On average, police in the United States shoot and kill more than 1,000 people every year, according to an ongoing analysis by The Washington Post.
After Michael Brown, an unarmed Black man, was killed in 2014 by police in Ferguson, Mo., a Post investigation found that data reported to the FBI on fatal police shootings was undercounted by more than half. That gap has widened in recent years. By 2021, only a third of departments’ fatal shootings appeared in the FBI database.
This is largely because local police departments are not required to report these incidents to the federal government. Also compounding the problem: an updated FBI system for reporting data and confusion among local law enforcement about reporting responsibilities.
As part of its investigation, The Post began in 2015 to log every person shot and killed by an on-duty police officer in the United States. Since then, reporters have recorded thousands of deaths. In 2022, The Post updated its database to standardize and publish the names of the police agencies involved in each shooting to better measure accountability at the department level.
How 2023 compares with previous calendar years
The number of fatal police shootings has risen slightly in recent years. Police killed the highest number of people on record in 2022.
Black Americans are killed at a much higher rate than White Americans
Although half of the people shot and killed by police are White, Black Americans are shot at a disproportionate rate. They account for roughly 14 percent of the U.S. population and are killed by police at more than twice the rate of White Americans. Hispanic Americans are also killed by police at a disproportionate rate.
Most victims are young
More than half of people shot and killed by police are between 20 and 40 years old.
An overwhelming majority of the victims are male — over 95 percent.

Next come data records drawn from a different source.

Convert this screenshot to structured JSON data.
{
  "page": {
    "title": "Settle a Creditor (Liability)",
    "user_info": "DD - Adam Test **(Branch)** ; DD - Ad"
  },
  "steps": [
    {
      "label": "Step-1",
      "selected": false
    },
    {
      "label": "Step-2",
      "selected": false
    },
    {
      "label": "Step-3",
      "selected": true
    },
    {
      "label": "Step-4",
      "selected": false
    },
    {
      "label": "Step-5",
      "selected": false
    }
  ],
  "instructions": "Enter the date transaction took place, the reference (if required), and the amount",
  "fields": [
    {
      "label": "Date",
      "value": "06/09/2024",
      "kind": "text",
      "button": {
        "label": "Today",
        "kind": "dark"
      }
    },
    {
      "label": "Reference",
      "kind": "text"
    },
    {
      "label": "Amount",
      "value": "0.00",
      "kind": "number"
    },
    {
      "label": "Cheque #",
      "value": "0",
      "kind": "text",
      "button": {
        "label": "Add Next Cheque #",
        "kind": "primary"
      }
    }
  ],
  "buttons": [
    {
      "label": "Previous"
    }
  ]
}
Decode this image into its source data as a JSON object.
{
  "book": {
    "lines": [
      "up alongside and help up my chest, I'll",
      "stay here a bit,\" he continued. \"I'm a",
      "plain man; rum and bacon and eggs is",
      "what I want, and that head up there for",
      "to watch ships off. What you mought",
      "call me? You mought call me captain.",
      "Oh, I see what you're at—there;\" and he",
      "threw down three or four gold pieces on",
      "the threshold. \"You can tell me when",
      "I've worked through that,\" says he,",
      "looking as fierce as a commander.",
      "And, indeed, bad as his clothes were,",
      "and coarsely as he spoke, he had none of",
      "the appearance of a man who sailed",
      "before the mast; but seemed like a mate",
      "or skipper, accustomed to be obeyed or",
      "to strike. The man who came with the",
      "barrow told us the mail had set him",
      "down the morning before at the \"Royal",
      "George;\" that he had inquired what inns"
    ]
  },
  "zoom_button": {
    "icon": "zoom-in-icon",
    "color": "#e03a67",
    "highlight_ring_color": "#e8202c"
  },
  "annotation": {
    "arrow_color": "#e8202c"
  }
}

Explore the data
This database contains records of every person shot by an on-duty police officer since Jan. 1, 2015, as well as the agencies involved in each event. It is updated regularly as fatal shootings are reported and as facts emerge about individual cases.